The annual USC Center for PR report, which identifies emerging issues and trends by asking Americans which products, brands and technologies will be most relevant to them in the near future, found that more than half of Americans (56.1 percent) said they’ll get their news and information from mobile phones in 2020, compared to only 12 percent who cited television. Laptops (8.5 percent), tablets (5 percent) and desktop computers (5 percent) followed.

Only 4.7 percent of respondents said they plan to get their news from the radio next year.

RelevanceWhich is the most likely to influence your purchase decisions in 2020?

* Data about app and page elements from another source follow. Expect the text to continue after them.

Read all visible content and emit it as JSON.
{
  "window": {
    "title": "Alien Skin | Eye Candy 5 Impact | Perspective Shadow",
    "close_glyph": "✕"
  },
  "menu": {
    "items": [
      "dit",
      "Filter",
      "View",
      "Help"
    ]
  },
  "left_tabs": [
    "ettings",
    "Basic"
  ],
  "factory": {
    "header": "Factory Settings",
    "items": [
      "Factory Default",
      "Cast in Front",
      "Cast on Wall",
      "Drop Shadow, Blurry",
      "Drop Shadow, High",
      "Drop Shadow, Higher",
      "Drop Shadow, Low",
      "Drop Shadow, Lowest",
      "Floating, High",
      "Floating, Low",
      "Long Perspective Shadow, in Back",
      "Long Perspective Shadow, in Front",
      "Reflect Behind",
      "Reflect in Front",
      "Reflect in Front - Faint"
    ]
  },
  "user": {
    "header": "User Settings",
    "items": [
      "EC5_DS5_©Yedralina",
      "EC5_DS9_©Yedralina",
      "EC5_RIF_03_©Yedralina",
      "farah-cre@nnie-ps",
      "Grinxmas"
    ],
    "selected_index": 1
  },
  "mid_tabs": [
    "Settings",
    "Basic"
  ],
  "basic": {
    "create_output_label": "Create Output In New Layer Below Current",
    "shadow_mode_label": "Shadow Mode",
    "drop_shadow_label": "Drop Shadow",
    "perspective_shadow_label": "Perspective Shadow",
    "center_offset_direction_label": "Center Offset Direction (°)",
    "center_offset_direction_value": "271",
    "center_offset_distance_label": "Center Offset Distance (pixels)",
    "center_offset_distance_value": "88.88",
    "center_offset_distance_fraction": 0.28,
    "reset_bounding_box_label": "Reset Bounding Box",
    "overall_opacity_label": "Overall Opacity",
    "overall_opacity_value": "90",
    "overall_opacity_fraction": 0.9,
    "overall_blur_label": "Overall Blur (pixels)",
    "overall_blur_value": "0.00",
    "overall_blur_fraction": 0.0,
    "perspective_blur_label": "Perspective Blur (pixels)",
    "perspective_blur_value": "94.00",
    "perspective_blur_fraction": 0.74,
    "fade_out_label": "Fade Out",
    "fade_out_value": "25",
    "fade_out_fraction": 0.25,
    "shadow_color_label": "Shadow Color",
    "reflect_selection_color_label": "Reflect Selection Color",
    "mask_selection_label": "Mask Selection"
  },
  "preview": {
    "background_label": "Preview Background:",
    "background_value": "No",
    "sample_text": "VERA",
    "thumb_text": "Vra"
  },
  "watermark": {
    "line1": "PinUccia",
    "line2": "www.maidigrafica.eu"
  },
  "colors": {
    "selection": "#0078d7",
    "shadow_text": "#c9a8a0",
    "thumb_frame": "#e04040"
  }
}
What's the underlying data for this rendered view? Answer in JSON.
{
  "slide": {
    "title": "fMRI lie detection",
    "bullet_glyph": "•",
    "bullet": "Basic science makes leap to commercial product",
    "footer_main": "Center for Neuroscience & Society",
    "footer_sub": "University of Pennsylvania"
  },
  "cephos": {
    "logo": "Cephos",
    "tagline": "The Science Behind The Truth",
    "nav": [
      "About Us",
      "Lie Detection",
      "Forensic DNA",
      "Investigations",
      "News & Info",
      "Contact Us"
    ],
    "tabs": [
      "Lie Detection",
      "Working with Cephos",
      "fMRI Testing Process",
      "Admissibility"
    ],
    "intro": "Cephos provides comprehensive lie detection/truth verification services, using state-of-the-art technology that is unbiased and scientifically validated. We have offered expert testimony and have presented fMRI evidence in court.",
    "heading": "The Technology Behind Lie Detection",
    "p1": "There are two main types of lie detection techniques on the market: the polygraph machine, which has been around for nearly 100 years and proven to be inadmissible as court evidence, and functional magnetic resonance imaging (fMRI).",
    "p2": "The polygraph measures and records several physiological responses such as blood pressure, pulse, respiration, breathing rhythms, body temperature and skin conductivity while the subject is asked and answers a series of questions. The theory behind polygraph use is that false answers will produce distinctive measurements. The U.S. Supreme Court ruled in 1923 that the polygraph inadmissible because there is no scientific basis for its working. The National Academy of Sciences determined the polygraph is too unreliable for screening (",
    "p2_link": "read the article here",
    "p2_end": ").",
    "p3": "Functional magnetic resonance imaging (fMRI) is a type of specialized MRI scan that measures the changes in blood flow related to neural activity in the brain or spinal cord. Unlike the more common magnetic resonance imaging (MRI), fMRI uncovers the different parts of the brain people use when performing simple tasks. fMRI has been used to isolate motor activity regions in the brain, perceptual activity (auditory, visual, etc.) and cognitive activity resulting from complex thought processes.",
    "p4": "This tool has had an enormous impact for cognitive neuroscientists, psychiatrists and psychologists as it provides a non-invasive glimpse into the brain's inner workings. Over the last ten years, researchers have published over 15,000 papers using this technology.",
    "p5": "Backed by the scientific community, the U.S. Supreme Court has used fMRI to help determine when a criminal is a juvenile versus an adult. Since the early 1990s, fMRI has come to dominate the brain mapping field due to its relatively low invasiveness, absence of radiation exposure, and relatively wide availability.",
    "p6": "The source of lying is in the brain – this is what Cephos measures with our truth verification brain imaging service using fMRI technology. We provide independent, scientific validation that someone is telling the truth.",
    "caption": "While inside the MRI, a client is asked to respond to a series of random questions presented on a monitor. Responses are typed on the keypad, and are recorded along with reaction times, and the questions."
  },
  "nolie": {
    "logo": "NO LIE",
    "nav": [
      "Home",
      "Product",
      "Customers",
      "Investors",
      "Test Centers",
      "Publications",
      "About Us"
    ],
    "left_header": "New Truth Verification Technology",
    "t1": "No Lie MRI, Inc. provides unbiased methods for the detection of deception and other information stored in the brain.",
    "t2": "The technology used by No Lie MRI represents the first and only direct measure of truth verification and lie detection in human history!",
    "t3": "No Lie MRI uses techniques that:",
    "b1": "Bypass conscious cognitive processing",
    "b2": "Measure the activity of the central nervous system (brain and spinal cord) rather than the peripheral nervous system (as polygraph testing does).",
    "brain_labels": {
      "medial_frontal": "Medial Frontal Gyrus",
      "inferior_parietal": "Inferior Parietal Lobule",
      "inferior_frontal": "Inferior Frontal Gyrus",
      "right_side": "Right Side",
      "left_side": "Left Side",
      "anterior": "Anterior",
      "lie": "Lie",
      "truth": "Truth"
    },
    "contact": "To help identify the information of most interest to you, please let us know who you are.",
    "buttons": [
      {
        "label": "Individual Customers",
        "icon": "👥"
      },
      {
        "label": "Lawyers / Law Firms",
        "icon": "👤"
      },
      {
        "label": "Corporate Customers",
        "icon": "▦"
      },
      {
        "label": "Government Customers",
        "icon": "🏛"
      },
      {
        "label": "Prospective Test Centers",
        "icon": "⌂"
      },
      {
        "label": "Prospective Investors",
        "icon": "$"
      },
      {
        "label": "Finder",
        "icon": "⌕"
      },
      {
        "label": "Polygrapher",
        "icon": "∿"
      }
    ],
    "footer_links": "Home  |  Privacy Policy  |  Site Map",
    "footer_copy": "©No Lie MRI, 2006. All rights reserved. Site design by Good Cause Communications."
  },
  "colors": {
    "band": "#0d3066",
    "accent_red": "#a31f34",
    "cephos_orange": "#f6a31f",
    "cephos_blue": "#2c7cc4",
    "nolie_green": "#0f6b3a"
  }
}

The USC Center report also found that online customer reviews remain the most trusted source when it comes to influencing consumers’ purchasing decisions. More than a third of Americans surveyed (34.7 percent) said they’re most likely to be influenced by customer reviews of brands. This was followed distantly by promotional offers or discounts (23.4 percent), product samples (15.5 percent), and TV advertising (5.8 percent).

For all the talk in recent years about the need for brands to take a public stance on social issues, those efforts don’t appear to hold much sway in convincing consumers to buy something (only 5.8 percent). And only 3.8 believe posts from influencers influence their purchasing decisions, followed by only 2.8 percent who said sponsored social media posts would influence those decisions.

Journalist recommendations, event sponsorships and celebrity endorsements were seen as the least likely to sway consumers’ purchasing habits, at 2.8 percent, 2.8 percent and 2 percent, respectively.

Facebook continues to dominate as America’s preferred social media platform. Nearly half of respondents (43.4 percent) reported that Facebook will be the channel where they’ll be most likely to post content next year. Instagram came in at a distant second (19.7 percent), followed by Twitter (13.8 percent), YouTube (6 percent), Snapchat (5.5 percent), Reddit (5 percent) and WhatsApp (2.1 percent).

LinkedIn, Pinterest, and TikTok bottomed out the list, at 2.1 percent, 1.2 percent and .9 percent, respectively.

CNN and Fox run neck-and-neck when it comes to the tradition media source Americans believe will influence their opinions the most in 2020 (at 20.2 percent and 19.8 percent, respectively). NPR (12.2 percent), ABC News (10.4 percent) and The New York Times (8.8 percent) followed, beating out CBS News (6.2 percent), The Washington Post (5.3 percent) and The Wall Street Journal (3.9 percent). Among the media outlets listed in the survey, Time magazine ranked last (3.2 percent).

Americans similarly cited Buzzfeed (18.3 percent), HuffPost (16.2 percent), Twitter News (15.5 percent) and Vice (9 percent) as their most-trusted digital news sources, followed by Politico (9 percent), Vox (6.7 percent) and satire site The Onion (5.1 percent) followed.

Americans believe Wireless 5G will prove to be the emerging technology to have the most impact (28.3 percent) on their daily lives. This was followed by wearables (16.4 percent), voice assistants (12.9 percent) and artificial intelligence (10.3 percent). Less than 10 percent of Americans think automated vehicles (7.2 percent), 3-D printing (6.3 percent) or delivery drones (5.6 percent) will impact them in 2020. Virtual reality (4.8 percent), DNA testing (4.3 percent) and in-home robots (3.8 percent) bottomed out the list as the technologies Americans feel are least likely to make an impact on their daily lives.

When it comes to whose advice Americans are most likely to follow, nearly half of respondents cited their family members (48.7 percent), followed at a very distant second by journalists (8.8 percent). Relatively few Americans said they’re likely to get advice from clergy members (7.3 percent) or online influencers (6.5 percent). Politicians (2.9 percent), athletes (2.2 percent) and experts (1.2 percent) bottomed out the list.

The USC Center for PR partnered with the Institute for Public Relations and Interpublic’s Golin unit in publishing the 2020 edition of its “Relevance Report.” 1,000 Americans were surveyed in August. The survey was conducted via online survey company Survey Monkey.